## What you should do
Return every line below exactly as written.

## Input material
- - - - -
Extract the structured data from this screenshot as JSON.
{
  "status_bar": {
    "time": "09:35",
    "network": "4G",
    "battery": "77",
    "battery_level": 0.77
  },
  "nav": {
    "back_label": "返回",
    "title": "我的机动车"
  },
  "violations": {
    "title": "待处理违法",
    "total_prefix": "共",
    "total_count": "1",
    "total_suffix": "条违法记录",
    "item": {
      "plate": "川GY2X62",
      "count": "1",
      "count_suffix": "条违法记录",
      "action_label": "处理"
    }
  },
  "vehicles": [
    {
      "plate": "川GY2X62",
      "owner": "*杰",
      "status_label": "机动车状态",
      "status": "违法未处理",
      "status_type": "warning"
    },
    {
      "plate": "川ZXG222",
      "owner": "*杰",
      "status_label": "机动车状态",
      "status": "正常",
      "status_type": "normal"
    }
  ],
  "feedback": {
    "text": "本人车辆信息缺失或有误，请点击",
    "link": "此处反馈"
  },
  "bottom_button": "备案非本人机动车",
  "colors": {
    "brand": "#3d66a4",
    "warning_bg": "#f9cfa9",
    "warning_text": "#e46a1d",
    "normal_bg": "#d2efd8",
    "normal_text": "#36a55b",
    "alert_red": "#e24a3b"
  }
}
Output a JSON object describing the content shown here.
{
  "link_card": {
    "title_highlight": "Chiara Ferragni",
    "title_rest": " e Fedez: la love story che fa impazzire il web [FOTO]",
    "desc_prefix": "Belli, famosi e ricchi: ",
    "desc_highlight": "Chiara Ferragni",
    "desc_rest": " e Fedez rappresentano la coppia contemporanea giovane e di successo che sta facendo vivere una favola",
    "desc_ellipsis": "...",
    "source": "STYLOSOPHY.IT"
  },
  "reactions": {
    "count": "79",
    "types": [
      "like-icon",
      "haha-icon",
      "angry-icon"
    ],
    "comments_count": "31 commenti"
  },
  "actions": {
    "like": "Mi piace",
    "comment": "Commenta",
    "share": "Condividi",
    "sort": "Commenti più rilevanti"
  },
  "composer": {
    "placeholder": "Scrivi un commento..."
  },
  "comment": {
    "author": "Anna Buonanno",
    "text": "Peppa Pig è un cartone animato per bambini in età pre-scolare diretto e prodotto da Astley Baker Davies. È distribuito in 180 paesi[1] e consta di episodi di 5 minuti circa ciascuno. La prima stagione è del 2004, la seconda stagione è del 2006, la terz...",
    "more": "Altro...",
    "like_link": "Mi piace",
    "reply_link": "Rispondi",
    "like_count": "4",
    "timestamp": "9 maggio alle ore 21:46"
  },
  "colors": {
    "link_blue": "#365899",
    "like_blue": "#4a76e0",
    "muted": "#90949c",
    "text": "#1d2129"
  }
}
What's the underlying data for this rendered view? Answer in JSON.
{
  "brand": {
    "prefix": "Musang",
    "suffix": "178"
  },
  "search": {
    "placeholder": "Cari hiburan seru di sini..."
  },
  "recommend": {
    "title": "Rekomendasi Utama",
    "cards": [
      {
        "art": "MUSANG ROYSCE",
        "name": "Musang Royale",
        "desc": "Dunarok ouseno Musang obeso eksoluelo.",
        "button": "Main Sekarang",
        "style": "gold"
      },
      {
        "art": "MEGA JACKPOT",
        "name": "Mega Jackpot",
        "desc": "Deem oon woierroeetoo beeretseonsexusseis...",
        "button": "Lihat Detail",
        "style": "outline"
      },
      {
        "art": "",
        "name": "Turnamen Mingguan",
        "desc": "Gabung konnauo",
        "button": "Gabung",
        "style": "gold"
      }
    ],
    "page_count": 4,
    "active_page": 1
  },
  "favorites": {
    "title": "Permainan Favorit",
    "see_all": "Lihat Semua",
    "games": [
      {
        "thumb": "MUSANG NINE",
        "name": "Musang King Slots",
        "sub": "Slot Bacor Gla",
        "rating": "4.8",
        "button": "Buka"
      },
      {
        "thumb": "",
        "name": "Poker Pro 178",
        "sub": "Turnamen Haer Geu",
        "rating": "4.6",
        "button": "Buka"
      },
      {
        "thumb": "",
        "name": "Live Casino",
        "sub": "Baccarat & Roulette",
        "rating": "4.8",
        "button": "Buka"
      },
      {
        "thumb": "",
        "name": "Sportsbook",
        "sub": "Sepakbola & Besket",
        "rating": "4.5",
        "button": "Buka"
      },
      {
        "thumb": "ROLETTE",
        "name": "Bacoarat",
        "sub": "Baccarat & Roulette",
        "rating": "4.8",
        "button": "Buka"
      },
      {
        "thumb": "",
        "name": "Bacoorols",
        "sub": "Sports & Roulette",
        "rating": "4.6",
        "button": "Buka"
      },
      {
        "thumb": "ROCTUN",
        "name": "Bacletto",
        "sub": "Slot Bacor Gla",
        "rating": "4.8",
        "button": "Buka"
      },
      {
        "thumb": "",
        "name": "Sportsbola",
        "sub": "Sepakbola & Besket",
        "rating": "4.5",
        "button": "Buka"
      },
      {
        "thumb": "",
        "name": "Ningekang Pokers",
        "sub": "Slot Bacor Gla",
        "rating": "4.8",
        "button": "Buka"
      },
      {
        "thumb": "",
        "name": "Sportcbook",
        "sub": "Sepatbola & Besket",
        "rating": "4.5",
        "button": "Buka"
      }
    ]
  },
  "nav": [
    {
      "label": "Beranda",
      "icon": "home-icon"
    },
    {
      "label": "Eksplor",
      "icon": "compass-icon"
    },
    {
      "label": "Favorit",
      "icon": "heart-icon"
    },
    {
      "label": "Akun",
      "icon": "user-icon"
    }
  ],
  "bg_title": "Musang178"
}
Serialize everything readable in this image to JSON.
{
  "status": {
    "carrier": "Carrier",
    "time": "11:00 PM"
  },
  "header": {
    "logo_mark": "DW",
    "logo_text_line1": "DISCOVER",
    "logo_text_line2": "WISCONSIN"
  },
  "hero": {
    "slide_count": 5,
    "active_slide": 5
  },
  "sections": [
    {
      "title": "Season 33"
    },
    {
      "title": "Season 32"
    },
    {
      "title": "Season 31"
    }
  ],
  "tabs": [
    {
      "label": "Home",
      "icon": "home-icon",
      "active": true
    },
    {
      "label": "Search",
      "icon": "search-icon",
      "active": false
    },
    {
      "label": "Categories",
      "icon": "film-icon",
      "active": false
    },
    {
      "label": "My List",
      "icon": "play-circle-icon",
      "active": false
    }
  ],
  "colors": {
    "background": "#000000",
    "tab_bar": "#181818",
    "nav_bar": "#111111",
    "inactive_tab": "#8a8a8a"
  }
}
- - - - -
## Written solution
Extract the structured data from this screenshot as JSON.
{
  "status_bar": {
    "time": "09:35",
    "network": "4G",
    "battery": "77",
    "battery_level": 0.77
  },
  "nav": {
    "back_label": "返回",
    "title": "我的机动车"
  },
  "violations": {
    "title": "待处理违法",
    "total_prefix": "共",
    "total_count": "1",
    "total_suffix": "条违法记录",
    "item": {
      "plate": "川GY2X62",
      "count": "1",
      "count_suffix": "条违法记录",
      "action_label": "处理"
    }
  },
  "vehicles": [
    {
      "plate": "川GY2X62",
      "owner": "*杰",
      "status_label": "机动车状态",
      "status": "违法未处理",
      "status_type": "warning"
    },
    {
      "plate": "川ZXG222",
      "owner": "*杰",
      "status_label": "机动车状态",
      "status": "正常",
      "status_type": "normal"
    }
  ],
  "feedback": {
    "text": "本人车辆信息缺失或有误，请点击",
    "link": "此处反馈"
  },
  "bottom_button": "备案非本人机动车",
  "colors": {
    "brand": "#3d66a4",
    "warning_bg": "#f9cfa9",
    "warning_text": "#e46a1d",
    "normal_bg": "#d2efd8",
    "normal_text": "#36a55b",
    "alert_red": "#e24a3b"
  }
}
Output a JSON object describing the content shown here.
{
  "link_card": {
    "title_highlight": "Chiara Ferragni",
    "title_rest": " e Fedez: la love story che fa impazzire il web [FOTO]",
    "desc_prefix": "Belli, famosi e ricchi: ",
    "desc_highlight": "Chiara Ferragni",
    "desc_rest": " e Fedez rappresentano la coppia contemporanea giovane e di successo che sta facendo vivere una favola",
    "desc_ellipsis": "...",
    "source": "STYLOSOPHY.IT"
  },
  "reactions": {
    "count": "79",
    "types": [
      "like-icon",
      "haha-icon",
      "angry-icon"
    ],
    "comments_count": "31 commenti"
  },
  "actions": {
    "like": "Mi piace",
    "comment": "Commenta",
    "share": "Condividi",
    "sort": "Commenti più rilevanti"
  },
  "composer": {
    "placeholder": "Scrivi un commento..."
  },
  "comment": {
    "author": "Anna Buonanno",
    "text": "Peppa Pig è un cartone animato per bambini in età pre-scolare diretto e prodotto da Astley Baker Davies. È distribuito in 180 paesi[1] e consta di episodi di 5 minuti circa ciascuno. La prima stagione è del 2004, la seconda stagione è del 2006, la terz...",
    "more": "Altro...",
    "like_link": "Mi piace",
    "reply_link": "Rispondi",
    "like_count": "4",
    "timestamp": "9 maggio alle ore 21:46"
  },
  "colors": {
    "link_blue": "#365899",
    "like_blue": "#4a76e0",
    "muted": "#90949c",
    "text": "#1d2129"
  }
}
What's the underlying data for this rendered view? Answer in JSON.
{
  "brand": {
    "prefix": "Musang",
    "suffix": "178"
  },
  "search": {
    "placeholder": "Cari hiburan seru di sini..."
  },
  "recommend": {
    "title": "Rekomendasi Utama",
    "cards": [
      {
        "art": "MUSANG ROYSCE",
        "name": "Musang Royale",
        "desc": "Dunarok ouseno Musang obeso eksoluelo.",
        "button": "Main Sekarang",
        "style": "gold"
      },
      {
        "art": "MEGA JACKPOT",
        "name": "Mega Jackpot",
        "desc": "Deem oon woierroeetoo beeretseonsexusseis...",
        "button": "Lihat Detail",
        "style": "outline"
      },
      {
        "art": "",
        "name": "Turnamen Mingguan",
        "desc": "Gabung konnauo",
        "button": "Gabung",
        "style": "gold"
      }
    ],
    "page_count": 4,
    "active_page": 1
  },
  "favorites": {
    "title": "Permainan Favorit",
    "see_all": "Lihat Semua",
    "games": [
      {
        "thumb": "MUSANG NINE",
        "name": "Musang King Slots",
        "sub": "Slot Bacor Gla",
        "rating": "4.8",
        "button": "Buka"
      },
      {
        "thumb": "",
        "name": "Poker Pro 178",
        "sub": "Turnamen Haer Geu",
        "rating": "4.6",
        "button": "Buka"
      },
      {
        "thumb": "",
        "name": "Live Casino",
        "sub": "Baccarat & Roulette",
        "rating": "4.8",
        "button": "Buka"
      },
      {
        "thumb": "",
        "name": "Sportsbook",
        "sub": "Sepakbola & Besket",
        "rating": "4.5",
        "button": "Buka"
      },
      {
        "thumb": "ROLETTE",
        "name": "Bacoarat",
        "sub": "Baccarat & Roulette",
        "rating": "4.8",
        "button": "Buka"
      },
      {
        "thumb": "",
        "name": "Bacoorols",
        "sub": "Sports & Roulette",
        "rating": "4.6",
        "button": "Buka"
      },
      {
        "thumb": "ROCTUN",
        "name": "Bacletto",
        "sub": "Slot Bacor Gla",
        "rating": "4.8",
        "button": "Buka"
      },
      {
        "thumb": "",
        "name": "Sportsbola",
        "sub": "Sepakbola & Besket",
        "rating": "4.5",
        "button": "Buka"
      },
      {
        "thumb": "",
        "name": "Ningekang Pokers",
        "sub": "Slot Bacor Gla",
        "rating": "4.8",
        "button": "Buka"
      },
      {
        "thumb": "",
        "name": "Sportcbook",
        "sub": "Sepatbola & Besket",
        "rating": "4.5",
        "button": "Buka"
      }
    ]
  },
  "nav": [
    {
      "label": "Beranda",
      "icon": "home-icon"
    },
    {
      "label": "Eksplor",
      "icon": "compass-icon"
    },
    {
      "label": "Favorit",
      "icon": "heart-icon"
    },
    {
      "label": "Akun",
      "icon": "user-icon"
    }
  ],
  "bg_title": "Musang178"
}
Serialize everything readable in this image to JSON.
{
  "status": {
    "carrier": "Carrier",
    "time": "11:00 PM"
  },
  "header": {
    "logo_mark": "DW",
    "logo_text_line1": "DISCOVER",
    "logo_text_line2": "WISCONSIN"
  },
  "hero": {
    "slide_count": 5,
    "active_slide": 5
  },
  "sections": [
    {
      "title": "Season 33"
    },
    {
      "title": "Season 32"
    },
    {
      "title": "Season 31"
    }
  ],
  "tabs": [
    {
      "label": "Home",
      "icon": "home-icon",
      "active": true
    },
    {
      "label": "Search",
      "icon": "search-icon",
      "active": false
    },
    {
      "label": "Categories",
      "icon": "film-icon",
      "active": false
    },
    {
      "label": "My List",
      "icon": "play-circle-icon",
      "active": false
    }
  ],
  "colors": {
    "background": "#000000",
    "tab_bar": "#181818",
    "nav_bar": "#111111",
    "inactive_tab": "#8a8a8a"
  }
}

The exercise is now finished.